Samita ASBL

The Dhamma in one’s own language

The metta sutta in Saarland: Es Metta-Sutta

Was de Buddha iwwer die Liebe gesad hat

Das do soll ma mache,
wemma verstann hat, was gudd is,
un wemma de Wää zum Friede kennt:
Ma soll wisse, wie ma ebbes anpackt, un soll offrichtig sin,
soll grad eraus und sanft schwätze,
soll bescheiden sin un net engebillt,
zufriede un leicht froh se mache,
soll sich net zuviel Pflichte offlade un von genügsamer Art sin.
Friedlich un ruhig soll ma sin, un weise un geschickt,
net stolz oder fordernd.
Ma soll aach net es Klänschde mache,
was weise Mensche tadele würde.
Ma soll wünsche: Froh un in Sicherheit solle se sin―
dass doch alle Läwewese glicklich wäre!
Was es aach fer Läwewese gäbt:
Ob se stark sin oder schwach, kens werd ausgelosst,
die große un mächdische, die mittlere, die korze oder kläne,
die wo ma sien kann un die unsichtbare,
die wo nah un die wo weit ewegg läwe,
die wo schon gebor sin un die wo of e Geburt zusteiere―
dass doch alle Läwewese glicklich wäre!
Nimmand soll jemand anneres hinergehn
oder irgend e Läwewese in irgend änem Zustand verachde.
Nimmand soll aus Ärjer oder Unwille
annere Schade wünsche.
So wie e Mudder ihr Kind,
ihr änzisches Kind mit ihrem Läwe beschützt,
so soll ma mit eme grenzelose Herz
alle Läwewese umfasse;
ma soll Freindlichkät iwwer die ganz Welt ausstrahle:
no owwe zum Himmel,
no unne in die Tiefe,
un ganz ronderum ohne Grenze,
frei von Hass oder Unwille.
Ob ma steht oder geht, sitzt oder leit,
solang ma net schläfrig is,
soll ma das in Erinnerung behalle.
Es heischt, das wär e erhabenes Läwe.
Wemma sich net an falsche Vorstellunge klammert,
e reines Herz hat un klar sieht,
wemma dezu von sinnlichem Verlange frei is,
werd ma nimmeh in der do Welt gebor.

—Sutta Nipata 1.8

Doing this translation had some unexpected effect on me: I really felt the text is resonating with me on a much deeper level than in any other language I’ve read it in so far. Saarland has been my very first language, my mother tongue, what I’ve grown up with. And it resonates much deeper with the emotional part of my being than anything else. Reading my translation out loud I felt this is the way to naturally understand its meaning. And so I can most deeply appreciate why the Buddha encouraged people to learn the Dhamma in their own language!

Therefore: Thank you so much, Venerable @Vimala, for this suggestion!*

(*This translation was made in reply to this challenge.)

Saarland is actually a spoken language, not a written one. As soon as we go to school and start writing, the very first thing they try to teach us is real, ‘proper’ German—I say ‘try’, because hardly any Saarlander manages to learn proper German ever in their lives.

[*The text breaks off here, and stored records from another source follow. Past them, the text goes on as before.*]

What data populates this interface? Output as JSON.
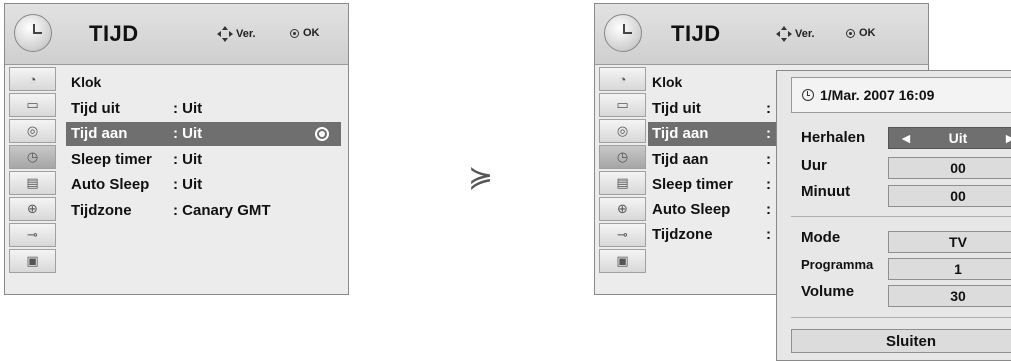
{
  "left_menu": {
    "title": "TIJD",
    "hint_move": "Ver.",
    "hint_ok": "OK",
    "items": [
      {
        "label": "Klok",
        "value": ""
      },
      {
        "label": "Tijd uit",
        "value": ": Uit"
      },
      {
        "label": "Tijd aan",
        "value": ": Uit",
        "selected": true
      },
      {
        "label": "Sleep timer",
        "value": ": Uit"
      },
      {
        "label": "Auto Sleep",
        "value": ": Uit"
      },
      {
        "label": "Tijdzone",
        "value": ": Canary GMT"
      }
    ]
  },
  "transition_arrow": "≽",
  "right_menu": {
    "title": "TIJD",
    "hint_move": "Ver.",
    "hint_ok": "OK",
    "items": [
      {
        "label": "Klok",
        "value": ""
      },
      {
        "label": "Tijd uit",
        "value": ":"
      },
      {
        "label": "Tijd aan",
        "value": ":",
        "selected": true
      },
      {
        "label": "Tijd aan",
        "value": ":"
      },
      {
        "label": "Sleep timer",
        "value": ":"
      },
      {
        "label": "Auto Sleep",
        "value": ":"
      },
      {
        "label": "Tijdzone",
        "value": ":"
      }
    ]
  },
  "popup": {
    "datetime": "1/Mar. 2007 16:09",
    "fields": [
      {
        "label": "Herhalen",
        "value": "Uit",
        "selected": true
      },
      {
        "label": "Uur",
        "value": "00"
      },
      {
        "label": "Minuut",
        "value": "00"
      },
      {
        "label": "Mode",
        "value": "TV"
      },
      {
        "label": "Programma",
        "value": "1"
      },
      {
        "label": "Volume",
        "value": "30"
      }
    ],
    "close_label": "Sluiten"
  },
  "icons": [
    "satellite-dish-icon",
    "monitor-icon",
    "speaker-icon",
    "clock-icon",
    "options-icon",
    "lock-icon",
    "input-plug-icon",
    "photo-icon"
  ],
  "colors": {
    "highlight": "#6f6f6f",
    "panel": "#ececec",
    "header": "#d6d6d6"
  }
}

Even Erich Honecker, head of state of the GDR, was always recognizable as a Saarlander by his pronunciation (not that he’s one we’ve been particularly proud of… ).

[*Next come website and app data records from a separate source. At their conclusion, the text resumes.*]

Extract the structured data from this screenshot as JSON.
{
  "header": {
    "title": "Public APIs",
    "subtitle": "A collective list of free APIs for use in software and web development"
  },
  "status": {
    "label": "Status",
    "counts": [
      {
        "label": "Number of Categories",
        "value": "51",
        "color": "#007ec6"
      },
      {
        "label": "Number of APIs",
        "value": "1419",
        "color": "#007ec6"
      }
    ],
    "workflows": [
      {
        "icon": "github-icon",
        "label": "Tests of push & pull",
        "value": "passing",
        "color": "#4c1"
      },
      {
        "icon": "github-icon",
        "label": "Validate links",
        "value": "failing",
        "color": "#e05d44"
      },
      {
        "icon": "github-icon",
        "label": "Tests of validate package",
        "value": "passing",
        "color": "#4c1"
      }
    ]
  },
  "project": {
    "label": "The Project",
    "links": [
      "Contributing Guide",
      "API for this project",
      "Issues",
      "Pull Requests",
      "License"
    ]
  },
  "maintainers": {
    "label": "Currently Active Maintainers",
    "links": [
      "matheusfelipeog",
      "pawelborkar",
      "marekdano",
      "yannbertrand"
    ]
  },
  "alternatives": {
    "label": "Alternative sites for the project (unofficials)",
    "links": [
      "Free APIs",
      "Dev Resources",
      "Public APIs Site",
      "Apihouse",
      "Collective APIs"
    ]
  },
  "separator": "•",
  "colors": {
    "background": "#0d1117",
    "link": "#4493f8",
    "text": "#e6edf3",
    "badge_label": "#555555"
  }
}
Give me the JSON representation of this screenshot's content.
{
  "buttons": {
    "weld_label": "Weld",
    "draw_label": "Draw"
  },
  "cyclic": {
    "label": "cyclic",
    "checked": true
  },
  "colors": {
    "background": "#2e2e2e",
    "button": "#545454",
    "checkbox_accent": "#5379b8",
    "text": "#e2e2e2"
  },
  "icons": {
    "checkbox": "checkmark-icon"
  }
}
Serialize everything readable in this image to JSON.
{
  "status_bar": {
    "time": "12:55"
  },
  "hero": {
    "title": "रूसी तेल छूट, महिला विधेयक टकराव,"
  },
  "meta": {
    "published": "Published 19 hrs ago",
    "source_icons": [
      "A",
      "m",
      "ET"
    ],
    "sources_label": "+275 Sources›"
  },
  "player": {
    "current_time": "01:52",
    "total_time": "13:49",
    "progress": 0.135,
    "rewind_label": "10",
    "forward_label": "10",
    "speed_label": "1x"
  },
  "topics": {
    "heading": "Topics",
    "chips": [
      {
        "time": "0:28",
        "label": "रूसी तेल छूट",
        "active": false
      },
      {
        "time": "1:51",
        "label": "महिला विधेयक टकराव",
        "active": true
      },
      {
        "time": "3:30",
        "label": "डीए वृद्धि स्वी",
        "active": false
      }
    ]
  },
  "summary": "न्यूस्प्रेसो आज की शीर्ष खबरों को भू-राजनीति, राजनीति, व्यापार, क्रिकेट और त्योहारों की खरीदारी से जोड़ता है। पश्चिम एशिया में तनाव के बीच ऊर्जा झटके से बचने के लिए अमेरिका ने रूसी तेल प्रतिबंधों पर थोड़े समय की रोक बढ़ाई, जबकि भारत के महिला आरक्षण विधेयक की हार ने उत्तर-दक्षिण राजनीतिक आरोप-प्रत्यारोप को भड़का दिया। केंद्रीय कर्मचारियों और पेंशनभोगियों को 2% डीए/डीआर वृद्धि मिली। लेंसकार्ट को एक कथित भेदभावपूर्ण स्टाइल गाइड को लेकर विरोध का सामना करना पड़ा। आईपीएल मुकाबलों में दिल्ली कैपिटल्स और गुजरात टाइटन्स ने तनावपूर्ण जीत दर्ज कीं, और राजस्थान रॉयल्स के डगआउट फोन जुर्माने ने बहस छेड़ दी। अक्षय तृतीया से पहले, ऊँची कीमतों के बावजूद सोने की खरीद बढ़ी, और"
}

As it is a spoken language there is no official orthography for Saarland. Actually there are a number of authors who started writing in this language over the last decades; but the first texts published were mostly joke texts, like little booklets describing all the peculiarities of the language that seem strange or funny to other Germans. But there are also some more serious writers, probably not taken all too seriously by the audience, that is to say there’s a limited number of readers. I also didn’t keep track with what they’ve published, so I don’t know whether or not there is some agreement as to orthography.

Given this background, translating the metta sutta into Saarland has been quite a challenge. Especially I had to get over the idea that I’m going to translate into a joke language. As some authors who write joke books in Saarland seem to compete for making up the weirdest kinds of spelling (so that it becomes increasingly difficult to figure out how a word should be pronounced), I tried to make some compromises between capturing every nuance in the differences in pronunciation between German and Saarland and keeping the text readable.

Doing this work sheds a completely new light on this my mother tongue: Usually it has kind of the taste of not being fit for those things that really matter in life; that it’s just for jokes and children’s stuff. Having made a translation of the metta sutta in Saarland now gives the language a new value for me, makes it more meaningful. When reading my translation out loud there occurred the thought that with this even my mother might be able to catch a little glimpse of the Dhamma… who knows!

May this translation be beneficial to many beings!

I’m still adding an audio file for the pronunciation:

(By Anagarika Sabbamitta)